Improvement ideas
  • Reduce the cost of the project by finding a more efficient design. The Strongties ate up a lot of my budget! Buying many bolts is also costly, so using them more efficiently is worth thinking about. Salvaging or buying bargain lumber for the non-load-bearing elements will reduce the cost even further.
  • You could try using three more 2x4s to make the structure 8' longer. I think the structure is strong enough to support a longer line, but the end posts will lift up off of the ground more. This could be solved simply by adding bigger feet to the end posts or weighing it down with sandbags.
  • Make the end posts taller. When you're not using the slackline, it could be used as a clotheline, or you could hang a hammock from it.
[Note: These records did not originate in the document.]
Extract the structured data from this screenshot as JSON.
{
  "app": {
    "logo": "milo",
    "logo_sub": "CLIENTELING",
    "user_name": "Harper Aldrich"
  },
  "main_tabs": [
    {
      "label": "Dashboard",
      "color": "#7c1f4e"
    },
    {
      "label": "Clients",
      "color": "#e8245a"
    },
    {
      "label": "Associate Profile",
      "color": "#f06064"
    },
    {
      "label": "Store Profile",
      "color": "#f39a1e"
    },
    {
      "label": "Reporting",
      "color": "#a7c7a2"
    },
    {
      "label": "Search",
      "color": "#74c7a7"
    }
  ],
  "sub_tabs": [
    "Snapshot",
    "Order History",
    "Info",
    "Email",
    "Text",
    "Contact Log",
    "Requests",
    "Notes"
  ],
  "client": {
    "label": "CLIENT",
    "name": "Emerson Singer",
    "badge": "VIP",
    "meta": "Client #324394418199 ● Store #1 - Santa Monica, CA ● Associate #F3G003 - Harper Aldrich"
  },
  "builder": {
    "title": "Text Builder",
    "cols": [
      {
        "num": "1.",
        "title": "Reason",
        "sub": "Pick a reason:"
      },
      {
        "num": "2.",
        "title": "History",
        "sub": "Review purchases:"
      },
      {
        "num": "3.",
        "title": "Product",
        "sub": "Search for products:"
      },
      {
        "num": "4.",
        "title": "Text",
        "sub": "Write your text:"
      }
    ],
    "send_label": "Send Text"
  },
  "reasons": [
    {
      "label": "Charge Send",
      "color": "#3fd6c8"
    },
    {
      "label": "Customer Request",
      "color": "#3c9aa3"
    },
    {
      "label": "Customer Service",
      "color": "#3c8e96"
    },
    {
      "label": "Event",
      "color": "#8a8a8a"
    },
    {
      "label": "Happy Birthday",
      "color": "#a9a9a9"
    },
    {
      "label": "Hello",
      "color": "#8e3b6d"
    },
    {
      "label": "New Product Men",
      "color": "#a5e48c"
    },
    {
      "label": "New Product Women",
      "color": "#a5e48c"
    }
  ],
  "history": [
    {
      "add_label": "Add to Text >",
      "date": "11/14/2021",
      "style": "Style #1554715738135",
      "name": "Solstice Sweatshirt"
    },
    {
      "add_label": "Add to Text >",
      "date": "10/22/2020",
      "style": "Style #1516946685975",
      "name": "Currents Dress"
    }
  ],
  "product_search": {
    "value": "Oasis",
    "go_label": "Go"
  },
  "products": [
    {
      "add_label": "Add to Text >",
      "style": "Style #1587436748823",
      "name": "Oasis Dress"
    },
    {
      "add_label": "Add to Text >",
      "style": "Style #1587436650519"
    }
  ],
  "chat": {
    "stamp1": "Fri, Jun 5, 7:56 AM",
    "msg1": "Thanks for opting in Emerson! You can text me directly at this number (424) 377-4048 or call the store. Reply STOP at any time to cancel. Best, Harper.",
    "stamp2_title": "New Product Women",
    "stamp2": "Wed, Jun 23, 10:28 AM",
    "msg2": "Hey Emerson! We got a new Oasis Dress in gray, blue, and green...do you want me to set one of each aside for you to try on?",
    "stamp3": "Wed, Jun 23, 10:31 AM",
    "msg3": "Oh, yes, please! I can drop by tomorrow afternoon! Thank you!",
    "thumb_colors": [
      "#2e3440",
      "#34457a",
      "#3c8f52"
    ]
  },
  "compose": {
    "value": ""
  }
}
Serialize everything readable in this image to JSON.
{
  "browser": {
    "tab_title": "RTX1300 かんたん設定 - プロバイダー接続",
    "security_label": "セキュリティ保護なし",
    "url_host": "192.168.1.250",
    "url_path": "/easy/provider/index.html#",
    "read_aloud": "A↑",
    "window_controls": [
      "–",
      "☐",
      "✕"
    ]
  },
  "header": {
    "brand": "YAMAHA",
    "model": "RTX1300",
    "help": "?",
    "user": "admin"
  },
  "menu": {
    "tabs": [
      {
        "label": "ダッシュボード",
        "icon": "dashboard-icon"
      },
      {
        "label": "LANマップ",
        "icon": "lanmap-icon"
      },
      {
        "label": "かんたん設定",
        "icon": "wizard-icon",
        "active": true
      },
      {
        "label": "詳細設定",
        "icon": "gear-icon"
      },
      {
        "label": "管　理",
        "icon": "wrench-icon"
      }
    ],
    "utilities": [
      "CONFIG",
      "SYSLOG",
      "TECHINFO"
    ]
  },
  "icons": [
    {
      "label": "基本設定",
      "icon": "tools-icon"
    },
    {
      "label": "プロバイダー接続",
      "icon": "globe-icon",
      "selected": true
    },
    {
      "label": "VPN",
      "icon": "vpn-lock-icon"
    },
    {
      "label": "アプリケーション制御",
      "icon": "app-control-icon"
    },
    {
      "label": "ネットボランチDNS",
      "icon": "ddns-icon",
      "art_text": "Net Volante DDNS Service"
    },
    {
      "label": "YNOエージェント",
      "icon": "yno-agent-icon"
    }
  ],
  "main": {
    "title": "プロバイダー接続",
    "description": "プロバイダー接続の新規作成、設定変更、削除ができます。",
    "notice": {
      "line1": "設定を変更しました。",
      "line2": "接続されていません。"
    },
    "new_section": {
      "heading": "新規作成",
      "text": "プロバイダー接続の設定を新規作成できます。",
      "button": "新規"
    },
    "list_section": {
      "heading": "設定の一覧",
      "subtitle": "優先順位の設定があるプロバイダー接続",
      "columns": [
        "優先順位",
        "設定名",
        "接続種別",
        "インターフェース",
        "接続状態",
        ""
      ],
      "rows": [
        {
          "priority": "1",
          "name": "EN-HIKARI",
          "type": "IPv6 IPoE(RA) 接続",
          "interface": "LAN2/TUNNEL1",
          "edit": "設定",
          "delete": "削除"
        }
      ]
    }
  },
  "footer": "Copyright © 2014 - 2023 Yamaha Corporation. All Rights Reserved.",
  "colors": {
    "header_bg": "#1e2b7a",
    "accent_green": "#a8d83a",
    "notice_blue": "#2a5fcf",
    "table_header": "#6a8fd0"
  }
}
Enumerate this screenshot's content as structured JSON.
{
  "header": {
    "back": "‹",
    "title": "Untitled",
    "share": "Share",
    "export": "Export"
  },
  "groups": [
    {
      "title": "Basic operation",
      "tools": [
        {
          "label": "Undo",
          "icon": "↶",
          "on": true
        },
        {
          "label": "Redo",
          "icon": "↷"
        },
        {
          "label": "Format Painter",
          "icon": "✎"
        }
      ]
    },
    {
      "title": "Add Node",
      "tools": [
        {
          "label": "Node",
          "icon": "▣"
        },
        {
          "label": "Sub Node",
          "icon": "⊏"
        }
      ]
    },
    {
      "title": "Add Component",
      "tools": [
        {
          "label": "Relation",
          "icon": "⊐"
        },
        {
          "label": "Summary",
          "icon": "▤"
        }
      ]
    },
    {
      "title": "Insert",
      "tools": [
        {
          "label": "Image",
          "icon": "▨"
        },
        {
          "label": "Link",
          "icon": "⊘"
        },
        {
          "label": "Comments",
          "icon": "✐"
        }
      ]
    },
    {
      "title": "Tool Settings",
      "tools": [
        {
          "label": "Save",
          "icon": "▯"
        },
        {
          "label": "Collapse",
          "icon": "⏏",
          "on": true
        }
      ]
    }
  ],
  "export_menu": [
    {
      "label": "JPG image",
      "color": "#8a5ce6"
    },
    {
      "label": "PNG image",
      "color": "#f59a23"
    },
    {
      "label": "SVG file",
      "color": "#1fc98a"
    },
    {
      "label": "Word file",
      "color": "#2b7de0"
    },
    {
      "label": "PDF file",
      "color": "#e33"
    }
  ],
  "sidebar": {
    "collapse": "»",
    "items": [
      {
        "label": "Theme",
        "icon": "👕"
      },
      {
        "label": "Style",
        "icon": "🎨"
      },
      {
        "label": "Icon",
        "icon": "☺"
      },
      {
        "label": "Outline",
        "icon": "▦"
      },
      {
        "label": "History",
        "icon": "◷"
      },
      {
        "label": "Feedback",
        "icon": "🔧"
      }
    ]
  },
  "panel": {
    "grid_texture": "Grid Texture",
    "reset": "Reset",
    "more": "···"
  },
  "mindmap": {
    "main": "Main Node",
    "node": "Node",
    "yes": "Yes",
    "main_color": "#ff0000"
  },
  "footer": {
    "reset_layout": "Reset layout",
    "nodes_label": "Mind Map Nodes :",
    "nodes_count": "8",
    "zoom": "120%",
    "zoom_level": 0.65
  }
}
  • Paint the wood with a heavy duty exterior paint or outdoor finish.
  • I undo the line at the end of each day after I'm finished slacklining. I believe this will increase the structure's longevity, and you'll also become a pro at setting up slacklines. The anchors and linelocker don't need to be undone each time the line is setup.
  • Protect the structure from weather. Mine is kept in an area that receives only a few hours of direct sun, and when it rains I throw a couple of tarps over the whole thing.
  • Don't move the structure while the line is under tension.
  • If you're a beginner, learn to slackline over sand, grass, or padding. A beam of lumber and bolts isn't ideal :P
Have fun!
ckraske1 year ago
Love it thanks
tqwerty3 years ago
Great idea!
Although I would be concerned about being injured on the beam or on the beam's protruding screws...
WYE_Lance (author)  tqwerty3 years ago
Yes, the bolts are a bit of a hazard, especially because some of the bolts I selected are an inch too long (7" instead of 6"). This isn't a good setup to learn slacklining, but it's wonderful for people like me who enjoy slacklining but don't have any other way to set it up.
Jayefuu3 years ago
Ha. How did I miss this when you published it? Doesn't beat two trees, but if you don't have two trees, this is great! Didn't know you slacklined lance, love the slow-mo shots!

WYE_Lance (author)  Jayefuu3 years ago
Thanks! Glad you liked the slowmo shot - I thought it may have been a little too 'show-off-ish.' I'd rather have two trees also, but alas my yard lacks that. And besides, this way I get to play with power tools and enter the wood contest :)
Mr. E Meat3 years ago
I think I might adapt this for an indoor hammock stand!